It really, really depends where you live.


I have prime and haven't gotten anything less than a week to ship in like 3 years now...


I live in a big city and most of my Amazon orders arrive the next day


I actively avoid Amazon. It ends up taking a bunch of leg work but prices are consistent for me between Amazon, best buy, target, ebay, and b&h photo. They might have an advantage of home depot/Lowes but those items tend to be something I'd like to touch and feel first. But I understand I'm in a metro area so I have many stores around and that I'm still not supporting the higher prices of indie shops. I can't do everything

Avatar vaultdweller013

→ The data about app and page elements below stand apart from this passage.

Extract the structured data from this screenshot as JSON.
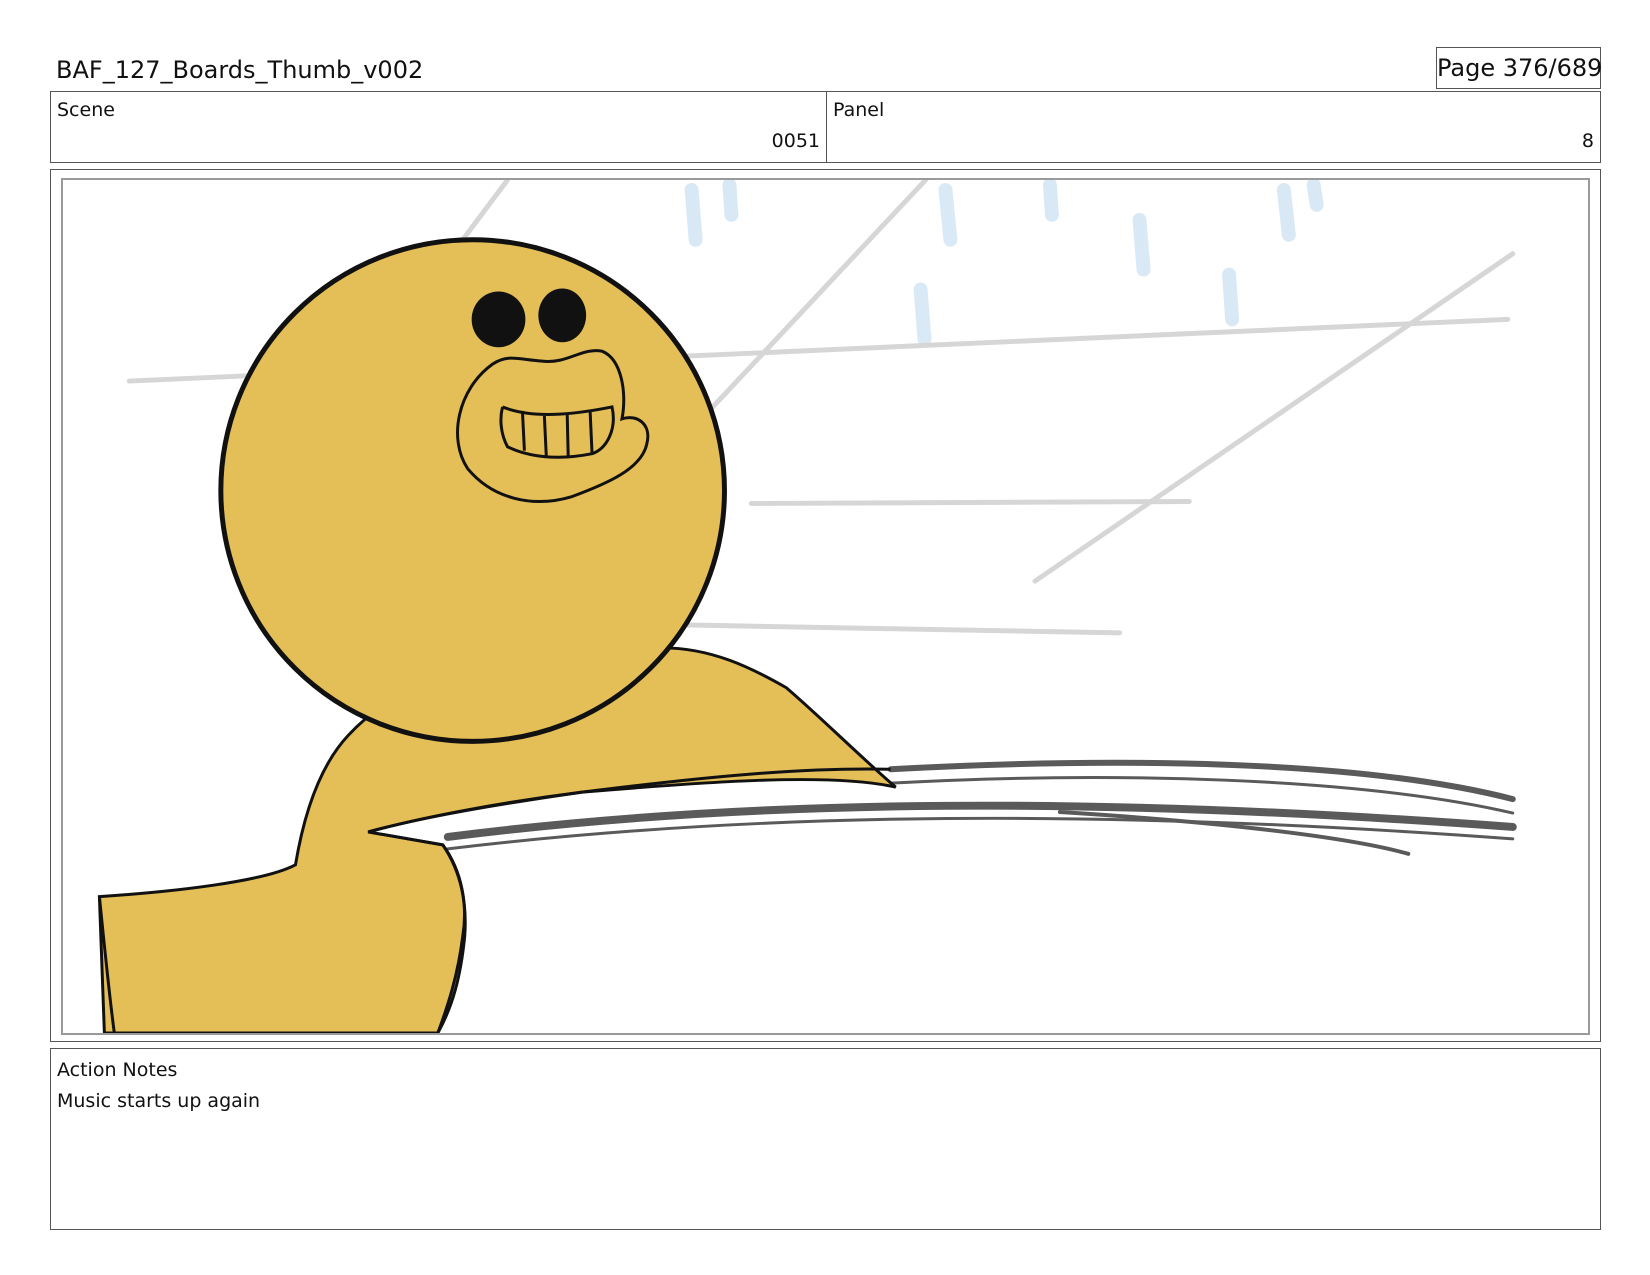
{
  "header": {
    "title": "BAF_127_Boards_Thumb_v002",
    "page": "Page 376/689"
  },
  "scene": {
    "label": "Scene",
    "value": "0051"
  },
  "panel": {
    "label": "Panel",
    "value": "8"
  },
  "frame": {
    "character_color": "#e4bf57",
    "line_color": "#111111",
    "sketch_color": "#d6d6d6",
    "speed_line_color": "#5a5a5a",
    "rain_color": "#cfe3f3"
  },
  "action_notes": {
    "label": "Action Notes",
    "text": "Music starts up again"
  }
}
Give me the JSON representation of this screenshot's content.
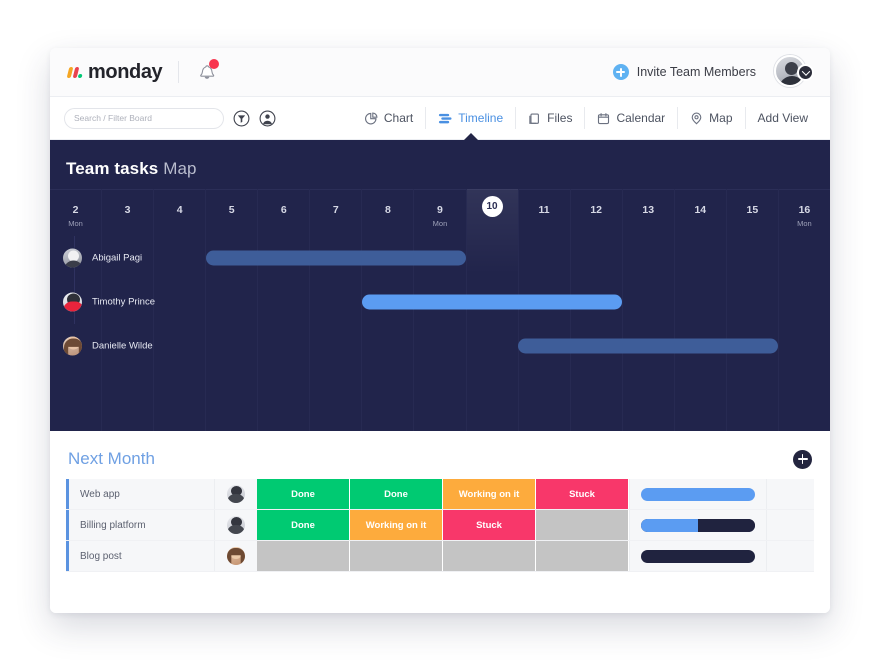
{
  "brand": {
    "name": "monday",
    "accent_orange": "#f5a623",
    "accent_red": "#e8434f",
    "accent_green": "#00c875"
  },
  "topbar": {
    "notification_icon": "bell-icon",
    "has_unread": true,
    "invite_label": "Invite Team Members",
    "invite_icon": "plus-circle-icon",
    "avatar_icon": "user-avatar",
    "avatar_badge_icon": "chevron-down-icon"
  },
  "toolbar": {
    "search_placeholder": "Search / Filter Board",
    "search_value": "",
    "filter_icon": "funnel-icon",
    "person_icon": "person-circle-icon",
    "tabs": [
      {
        "label": "Chart",
        "icon": "pie-chart-icon",
        "active": false
      },
      {
        "label": "Timeline",
        "icon": "timeline-icon",
        "active": true
      },
      {
        "label": "Files",
        "icon": "file-icon",
        "active": false
      },
      {
        "label": "Calendar",
        "icon": "calendar-icon",
        "active": false
      },
      {
        "label": "Map",
        "icon": "map-pin-icon",
        "active": false
      },
      {
        "label": "Add View",
        "icon": "",
        "active": false
      }
    ]
  },
  "board": {
    "title": "Team tasks",
    "subtitle": "Map",
    "background": "#21244b"
  },
  "timeline": {
    "days": [
      {
        "num": "2",
        "dow": "Mon",
        "today": false
      },
      {
        "num": "3",
        "dow": "",
        "today": false
      },
      {
        "num": "4",
        "dow": "",
        "today": false
      },
      {
        "num": "5",
        "dow": "",
        "today": false
      },
      {
        "num": "6",
        "dow": "",
        "today": false
      },
      {
        "num": "7",
        "dow": "",
        "today": false
      },
      {
        "num": "8",
        "dow": "",
        "today": false
      },
      {
        "num": "9",
        "dow": "Mon",
        "today": false
      },
      {
        "num": "10",
        "dow": "",
        "today": true
      },
      {
        "num": "11",
        "dow": "",
        "today": false
      },
      {
        "num": "12",
        "dow": "",
        "today": false
      },
      {
        "num": "13",
        "dow": "",
        "today": false
      },
      {
        "num": "14",
        "dow": "",
        "today": false
      },
      {
        "num": "15",
        "dow": "",
        "today": false
      },
      {
        "num": "16",
        "dow": "Mon",
        "today": false
      }
    ],
    "rows": [
      {
        "name": "Abigail  Pagi",
        "avatar": "avatar-abigail",
        "bar_start_day": 4,
        "bar_end_day": 8,
        "color": "#3e5d99"
      },
      {
        "name": "Timothy Prince",
        "avatar": "avatar-timothy",
        "bar_start_day": 7,
        "bar_end_day": 11,
        "color": "#5b9cf2"
      },
      {
        "name": "Danielle Wilde",
        "avatar": "avatar-danielle",
        "bar_start_day": 10,
        "bar_end_day": 14,
        "color": "#3e5d99"
      }
    ]
  },
  "group": {
    "title": "Next Month",
    "add_icon": "plus-circle-icon",
    "status_colors": {
      "Done": "#00ca72",
      "Working on it": "#fdab3d",
      "Stuck": "#f8376a",
      "": "#c4c4c4"
    },
    "rows": [
      {
        "name": "Web app",
        "avatar": "avatar-person-dark",
        "statuses": [
          "Done",
          "Done",
          "Working on it",
          "Stuck"
        ],
        "progress": 100
      },
      {
        "name": "Billing platform",
        "avatar": "avatar-person-dark",
        "statuses": [
          "Done",
          "Working on it",
          "Stuck",
          ""
        ],
        "progress": 50
      },
      {
        "name": "Blog post",
        "avatar": "avatar-woman",
        "statuses": [
          "",
          "",
          "",
          ""
        ],
        "progress": 0
      }
    ]
  }
}
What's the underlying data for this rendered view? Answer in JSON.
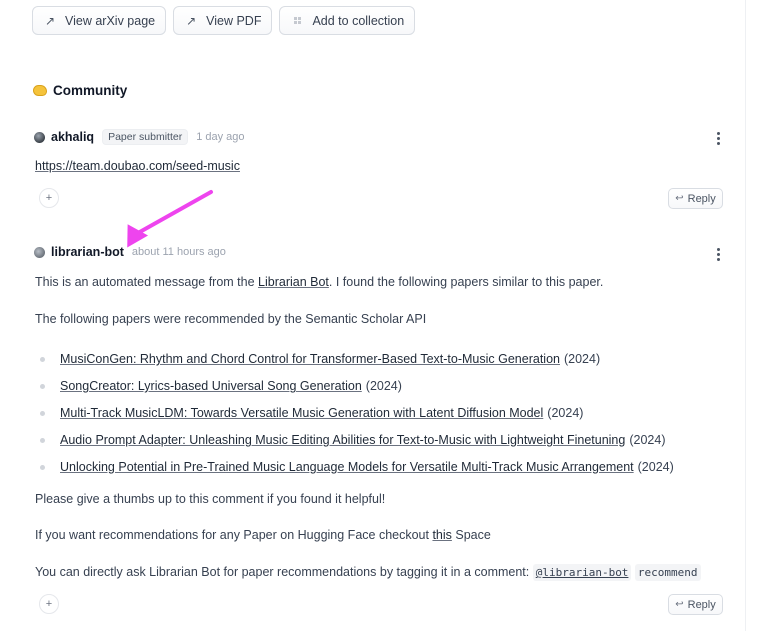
{
  "top_buttons": [
    {
      "label": "View arXiv page",
      "icon": "arrow-up-right-icon"
    },
    {
      "label": "View PDF",
      "icon": "arrow-up-right-icon"
    },
    {
      "label": "Add to collection",
      "icon": "grid-icon"
    }
  ],
  "community": {
    "title": "Community",
    "icon": "community-blob-icon"
  },
  "comments": [
    {
      "username": "akhaliq",
      "badge": "Paper submitter",
      "time": "1 day ago",
      "link": "https://team.doubao.com/seed-music",
      "reply_label": "Reply",
      "react_label": "+"
    },
    {
      "username": "librarian-bot",
      "time": "about 11 hours ago",
      "intro_pre": "This is an automated message from the ",
      "intro_link": "Librarian Bot",
      "intro_post": ". I found the following papers similar to this paper.",
      "api_line": "The following papers were recommended by the Semantic Scholar API",
      "recommendations": [
        {
          "title": "MusiConGen: Rhythm and Chord Control for Transformer-Based Text-to-Music Generation",
          "year": "(2024)"
        },
        {
          "title": "SongCreator: Lyrics-based Universal Song Generation",
          "year": "(2024)"
        },
        {
          "title": "Multi-Track MusicLDM: Towards Versatile Music Generation with Latent Diffusion Model",
          "year": "(2024)"
        },
        {
          "title": "Audio Prompt Adapter: Unleashing Music Editing Abilities for Text-to-Music with Lightweight Finetuning",
          "year": "(2024)"
        },
        {
          "title": "Unlocking Potential in Pre-Trained Music Language Models for Versatile Multi-Track Music Arrangement",
          "year": "(2024)"
        }
      ],
      "thumbs": "Please give a thumbs up to this comment if you found it helpful!",
      "space_pre": "If you want recommendations for any Paper on Hugging Face checkout ",
      "space_link": "this",
      "space_post": " Space",
      "ask_pre": "You can directly ask Librarian Bot for paper recommendations by tagging it in a comment: ",
      "ask_mention": "@librarian-bot",
      "ask_command": "recommend",
      "reply_label": "Reply",
      "react_label": "+"
    }
  ],
  "annotation": {
    "color": "#ee44ee"
  }
}
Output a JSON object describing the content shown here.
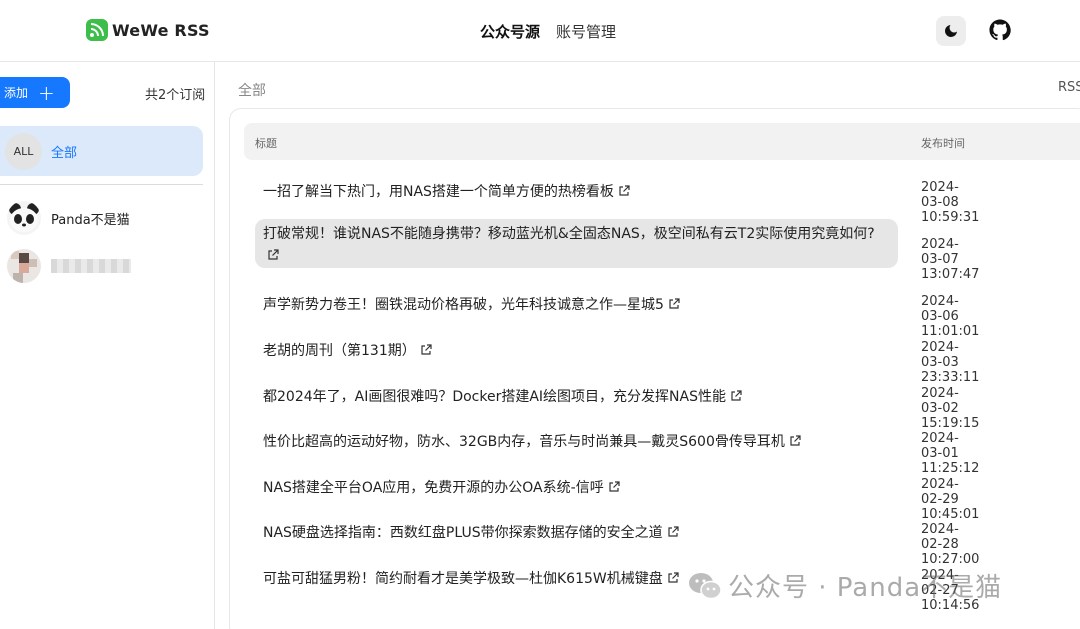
{
  "app": {
    "name": "WeWe RSS",
    "brand_color": "#3dbd4a",
    "accent_color": "#1677ff"
  },
  "nav": {
    "items": [
      {
        "label": "公众号源",
        "active": true
      },
      {
        "label": "账号管理",
        "active": false
      }
    ]
  },
  "header_icons": [
    "moon-icon",
    "github-icon"
  ],
  "sidebar": {
    "add_label": "添加",
    "sub_count": "共2个订阅",
    "all": {
      "avatar": "ALL",
      "label": "全部"
    },
    "feeds": [
      {
        "name": "Panda不是猫"
      },
      {
        "name": ""
      }
    ]
  },
  "main": {
    "breadcrumb": "全部",
    "rss_label": "RSS",
    "columns": {
      "title": "标题",
      "time": "发布时间"
    },
    "rows": [
      {
        "title": "一招了解当下热门，用NAS搭建一个简单方便的热榜看板",
        "time": "2024-03-08 10:59:31"
      },
      {
        "title": "打破常规！谁说NAS不能随身携带？移动蓝光机&全固态NAS，极空间私有云T2实际使用究竟如何?",
        "time": "2024-03-07 13:07:47",
        "hover": true
      },
      {
        "title": "声学新势力卷王！圈铁混动价格再破，光年科技诚意之作—星城5",
        "time": "2024-03-06 11:01:01"
      },
      {
        "title": "老胡的周刊（第131期）",
        "time": "2024-03-03 23:33:11"
      },
      {
        "title": "都2024年了，AI画图很难吗？Docker搭建AI绘图项目，充分发挥NAS性能",
        "time": "2024-03-02 15:19:15"
      },
      {
        "title": "性价比超高的运动好物，防水、32GB内存，音乐与时尚兼具—戴灵S600骨传导耳机",
        "time": "2024-03-01 11:25:12"
      },
      {
        "title": "NAS搭建全平台OA应用，免费开源的办公OA系统-信呼",
        "time": "2024-02-29 10:45:01"
      },
      {
        "title": "NAS硬盘选择指南：西数红盘PLUS带你探索数据存储的安全之道",
        "time": "2024-02-28 10:27:00"
      },
      {
        "title": "可盐可甜猛男粉！简约耐看才是美学极致—杜伽K615W机械键盘",
        "time": "2024-02-27 10:14:56"
      }
    ]
  },
  "watermark": {
    "text": "公众号 · Panda不是猫"
  }
}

Price wise it kinda depends, but for books for example unless youre getting manga or light novels youre better off going to a brick and mortar. Seriously theres a used book store thatll order books directly from the publisher, 8 bucks for a standard book. The only problem is it has to be American published and no comics.

Avatar 😈MedicPig🐷BabySaver😈

Yah, those comments are BS.


Amazon isn’t as cheap as they used to be, but still competitive with places like Walmart and a far greater selection and stock. They’re definitely cheaper than locally owned places, I’ve tried to shop local, but the best I’ve seen is still like double what Amazon or Walmart has it for

Not always true. here Amazon is no longer competitive with the various DIY stores, from a price perspective, and often with other on line shops.

Also, I get the promised shipping time I’d say about 90% of the time even for same day items

Which is now, at least here, the only one selling point.

Avatar jmanes

I’ve largely stopped using them. I only buy from them if I cannot find what I need elsewhere which is quite rare.


I've never understood the hype. They constantly wind up more expensive than local


Are there examples? I click through to other buying options periodically, but haven't found many hidden deals in there.


Yeah you're overpaying. Half of everything on Amazon is cheap plastic shit made for pennies that 50 different Chinese companies then reskin with their weird sketchy company name and sell for 10000% markup.


People have to do due diligence to check that they are getting the best value. I don't assume what is presented to me is automatically the best. This suit seems like they expect the seller to promote the best deal without them doing any price comparisons which is ridiculous.


Fair trading laws are broad and complex and vary widely by place to place. There are *many* restrictions on trading practises which mislead customers. Amazon employs a myriad of practises designed to do exactly that. Some of them detailed in the article. I’m sure they think they’re skirting the law to the legal side, but experts are going to determine that now.

Avatar Avid Amoeba , edited

Techno-feudalism in action.


Hey, This is surprising and new. How can I find it here? -